-- Exercise --
Print every record exactly, but leave out the pictures.

****************************************

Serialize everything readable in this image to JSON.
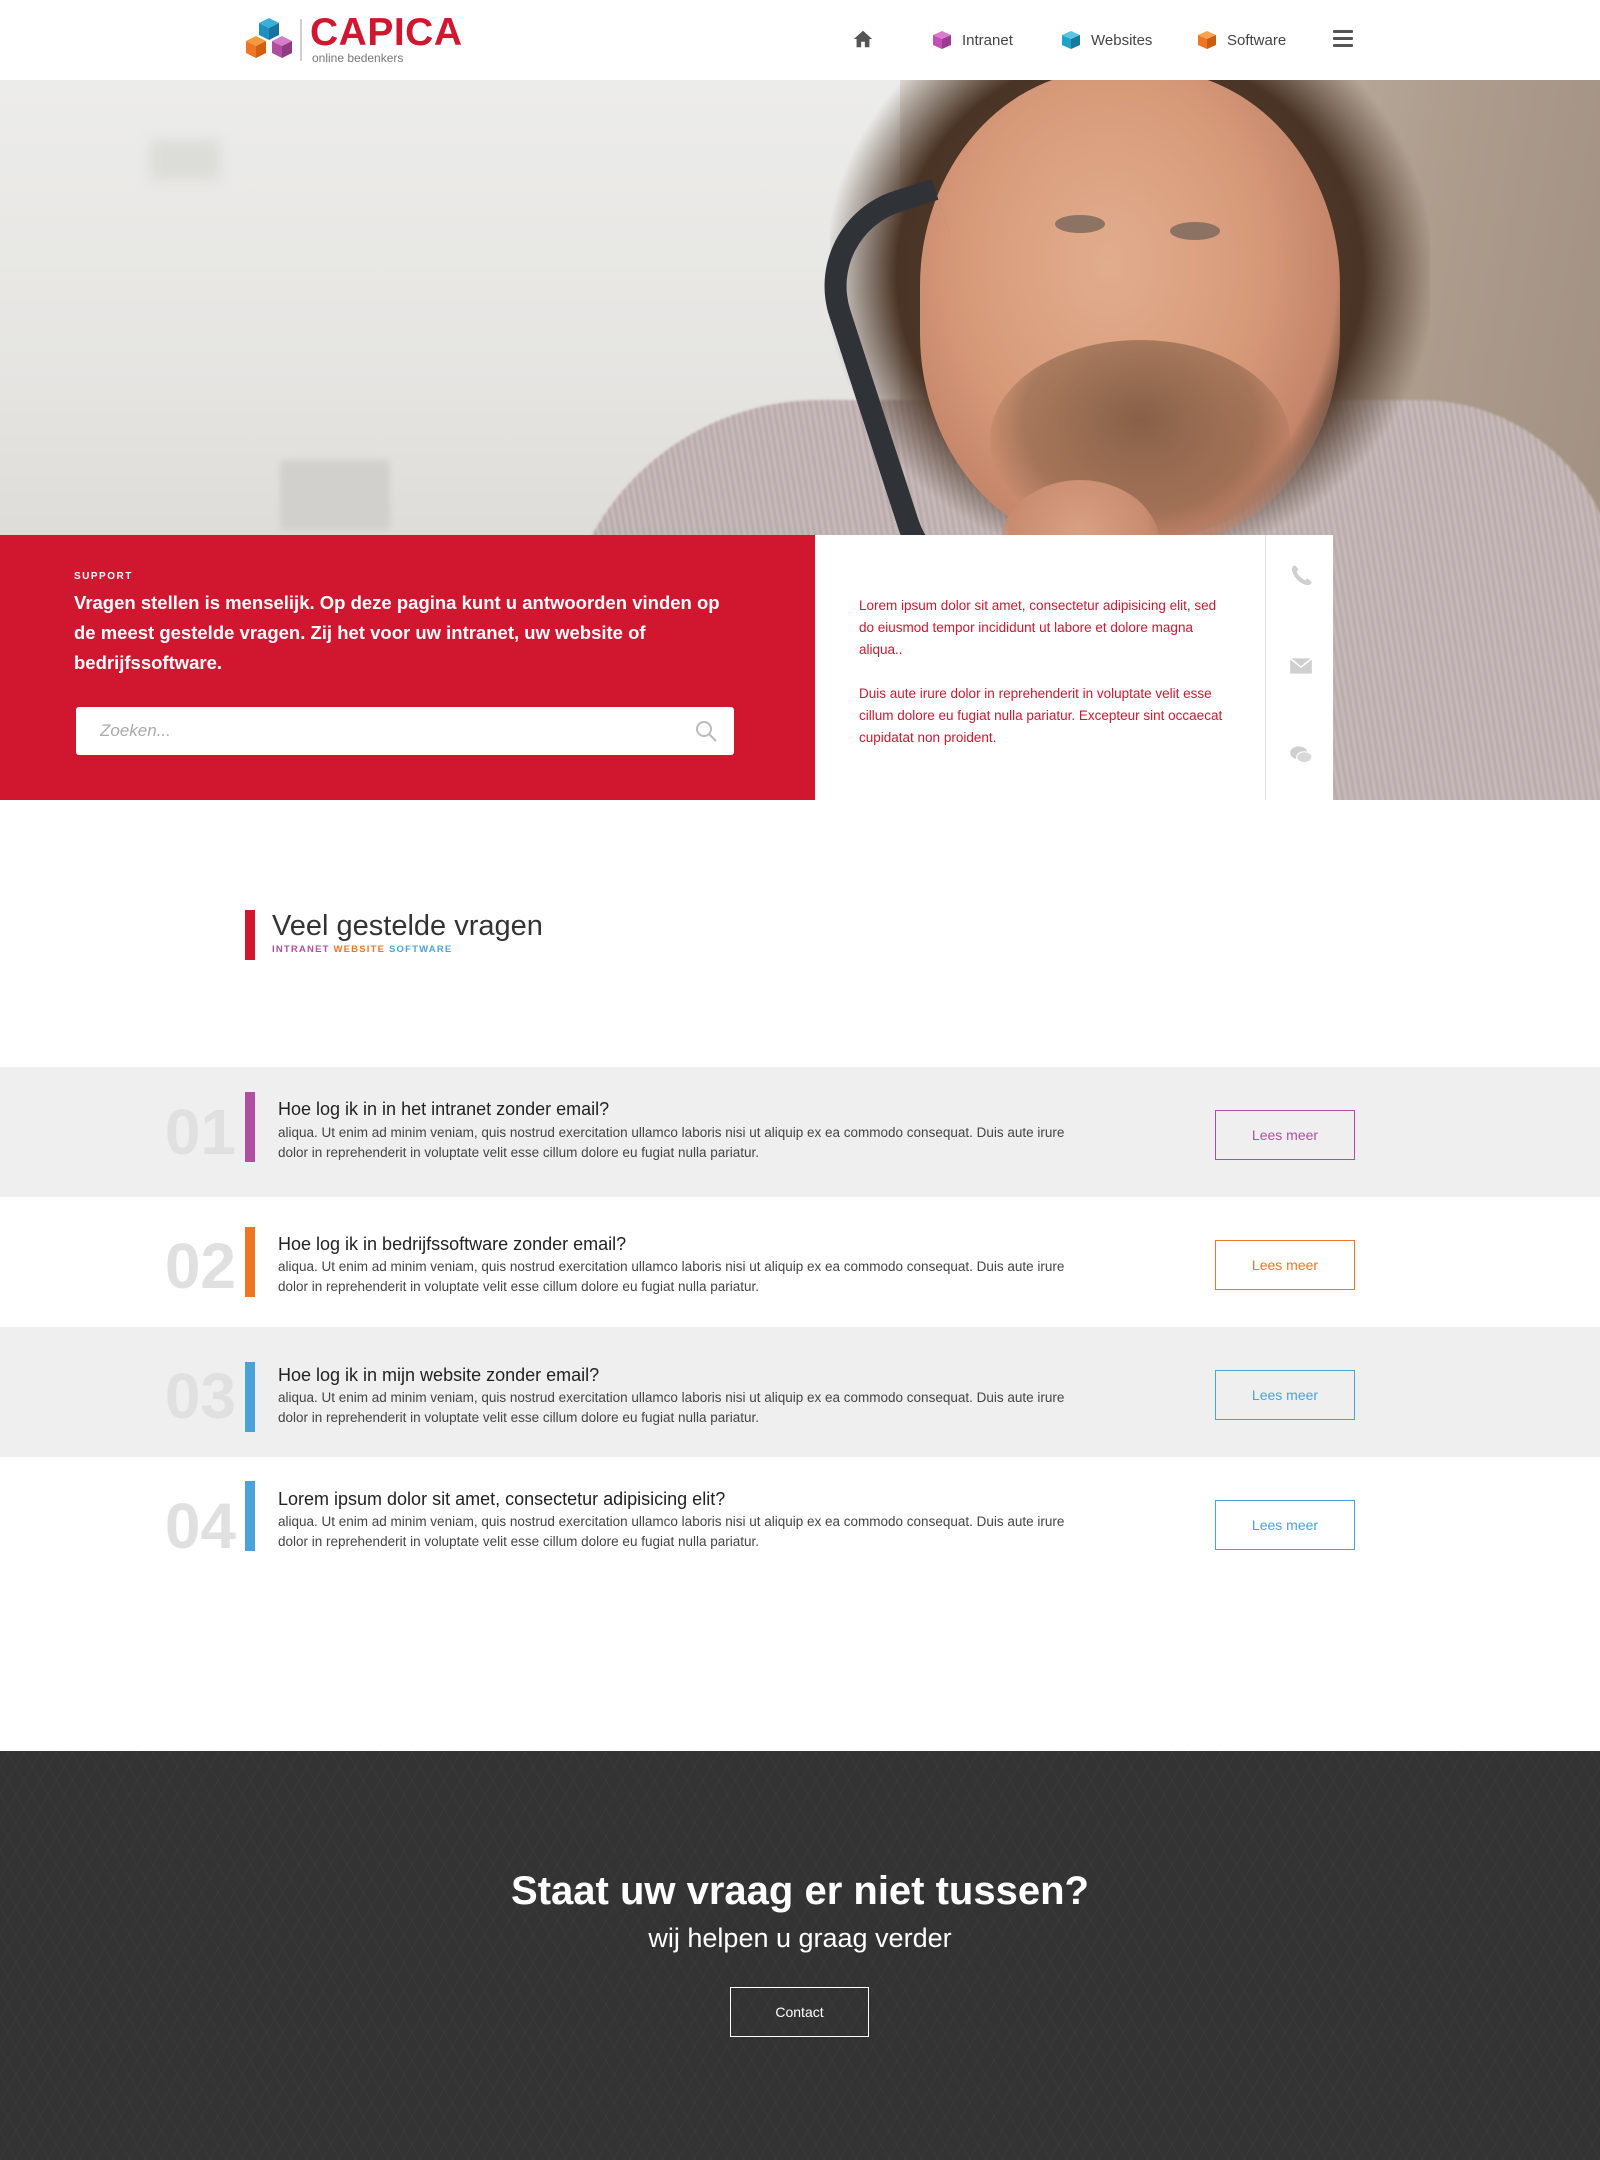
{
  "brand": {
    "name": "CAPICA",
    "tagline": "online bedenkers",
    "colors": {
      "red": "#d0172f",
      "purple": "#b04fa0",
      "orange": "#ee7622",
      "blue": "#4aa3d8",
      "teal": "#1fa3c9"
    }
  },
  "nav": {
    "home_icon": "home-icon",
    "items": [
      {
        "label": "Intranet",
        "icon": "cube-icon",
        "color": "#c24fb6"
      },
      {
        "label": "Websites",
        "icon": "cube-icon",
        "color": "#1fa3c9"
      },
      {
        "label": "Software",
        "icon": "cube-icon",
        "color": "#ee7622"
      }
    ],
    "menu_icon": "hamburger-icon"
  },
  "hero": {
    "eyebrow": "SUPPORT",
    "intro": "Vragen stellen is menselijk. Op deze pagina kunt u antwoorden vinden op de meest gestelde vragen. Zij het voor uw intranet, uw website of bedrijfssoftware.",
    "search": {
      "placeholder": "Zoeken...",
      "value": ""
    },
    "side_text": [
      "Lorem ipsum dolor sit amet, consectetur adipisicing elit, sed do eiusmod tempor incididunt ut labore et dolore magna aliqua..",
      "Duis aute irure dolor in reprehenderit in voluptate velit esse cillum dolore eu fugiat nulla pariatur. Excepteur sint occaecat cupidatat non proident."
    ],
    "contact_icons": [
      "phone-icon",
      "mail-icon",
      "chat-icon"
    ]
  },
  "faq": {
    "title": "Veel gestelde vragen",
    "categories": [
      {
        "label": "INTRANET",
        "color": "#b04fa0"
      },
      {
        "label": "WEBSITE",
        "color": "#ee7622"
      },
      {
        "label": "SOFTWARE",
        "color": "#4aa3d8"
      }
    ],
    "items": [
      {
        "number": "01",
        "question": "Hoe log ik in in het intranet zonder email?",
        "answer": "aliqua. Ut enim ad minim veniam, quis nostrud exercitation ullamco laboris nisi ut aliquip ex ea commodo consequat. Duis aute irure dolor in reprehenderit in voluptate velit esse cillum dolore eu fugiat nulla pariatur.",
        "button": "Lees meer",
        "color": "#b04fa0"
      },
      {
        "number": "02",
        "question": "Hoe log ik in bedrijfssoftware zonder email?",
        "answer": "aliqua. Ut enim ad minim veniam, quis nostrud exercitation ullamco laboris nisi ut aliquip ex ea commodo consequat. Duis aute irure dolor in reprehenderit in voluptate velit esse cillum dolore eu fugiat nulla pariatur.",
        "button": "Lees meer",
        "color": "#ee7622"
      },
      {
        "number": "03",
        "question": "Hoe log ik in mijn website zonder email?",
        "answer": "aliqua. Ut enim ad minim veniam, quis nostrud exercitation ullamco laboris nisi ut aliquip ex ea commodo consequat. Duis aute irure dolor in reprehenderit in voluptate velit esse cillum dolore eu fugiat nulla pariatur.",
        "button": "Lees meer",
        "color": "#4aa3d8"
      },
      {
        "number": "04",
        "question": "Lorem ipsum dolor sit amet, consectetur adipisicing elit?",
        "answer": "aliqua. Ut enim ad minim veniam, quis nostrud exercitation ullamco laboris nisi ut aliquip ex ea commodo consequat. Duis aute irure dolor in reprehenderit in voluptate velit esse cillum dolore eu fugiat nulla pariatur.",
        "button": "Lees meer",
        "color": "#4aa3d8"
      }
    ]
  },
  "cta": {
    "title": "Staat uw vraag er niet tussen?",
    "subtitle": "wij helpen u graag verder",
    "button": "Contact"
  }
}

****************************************

-- Result for this exercise --
Serialize everything readable in this image to JSON.
{
  "brand": {
    "name": "CAPICA",
    "tagline": "online bedenkers",
    "colors": {
      "red": "#d0172f",
      "purple": "#b04fa0",
      "orange": "#ee7622",
      "blue": "#4aa3d8",
      "teal": "#1fa3c9"
    }
  },
  "nav": {
    "home_icon": "home-icon",
    "items": [
      {
        "label": "Intranet",
        "icon": "cube-icon",
        "color": "#c24fb6"
      },
      {
        "label": "Websites",
        "icon": "cube-icon",
        "color": "#1fa3c9"
      },
      {
        "label": "Software",
        "icon": "cube-icon",
        "color": "#ee7622"
      }
    ],
    "menu_icon": "hamburger-icon"
  },
  "hero": {
    "eyebrow": "SUPPORT",
    "intro": "Vragen stellen is menselijk. Op deze pagina kunt u antwoorden vinden op de meest gestelde vragen. Zij het voor uw intranet, uw website of bedrijfssoftware.",
    "search": {
      "placeholder": "Zoeken...",
      "value": ""
    },
    "side_text": [
      "Lorem ipsum dolor sit amet, consectetur adipisicing elit, sed do eiusmod tempor incididunt ut labore et dolore magna aliqua..",
      "Duis aute irure dolor in reprehenderit in voluptate velit esse cillum dolore eu fugiat nulla pariatur. Excepteur sint occaecat cupidatat non proident."
    ],
    "contact_icons": [
      "phone-icon",
      "mail-icon",
      "chat-icon"
    ]
  },
  "faq": {
    "title": "Veel gestelde vragen",
    "categories": [
      {
        "label": "INTRANET",
        "color": "#b04fa0"
      },
      {
        "label": "WEBSITE",
        "color": "#ee7622"
      },
      {
        "label": "SOFTWARE",
        "color": "#4aa3d8"
      }
    ],
    "items": [
      {
        "number": "01",
        "question": "Hoe log ik in in het intranet zonder email?",
        "answer": "aliqua. Ut enim ad minim veniam, quis nostrud exercitation ullamco laboris nisi ut aliquip ex ea commodo consequat. Duis aute irure dolor in reprehenderit in voluptate velit esse cillum dolore eu fugiat nulla pariatur.",
        "button": "Lees meer",
        "color": "#b04fa0"
      },
      {
        "number": "02",
        "question": "Hoe log ik in bedrijfssoftware zonder email?",
        "answer": "aliqua. Ut enim ad minim veniam, quis nostrud exercitation ullamco laboris nisi ut aliquip ex ea commodo consequat. Duis aute irure dolor in reprehenderit in voluptate velit esse cillum dolore eu fugiat nulla pariatur.",
        "button": "Lees meer",
        "color": "#ee7622"
      },
      {
        "number": "03",
        "question": "Hoe log ik in mijn website zonder email?",
        "answer": "aliqua. Ut enim ad minim veniam, quis nostrud exercitation ullamco laboris nisi ut aliquip ex ea commodo consequat. Duis aute irure dolor in reprehenderit in voluptate velit esse cillum dolore eu fugiat nulla pariatur.",
        "button": "Lees meer",
        "color": "#4aa3d8"
      },
      {
        "number": "04",
        "question": "Lorem ipsum dolor sit amet, consectetur adipisicing elit?",
        "answer": "aliqua. Ut enim ad minim veniam, quis nostrud exercitation ullamco laboris nisi ut aliquip ex ea commodo consequat. Duis aute irure dolor in reprehenderit in voluptate velit esse cillum dolore eu fugiat nulla pariatur.",
        "button": "Lees meer",
        "color": "#4aa3d8"
      }
    ]
  },
  "cta": {
    "title": "Staat uw vraag er niet tussen?",
    "subtitle": "wij helpen u graag verder",
    "button": "Contact"
  }
}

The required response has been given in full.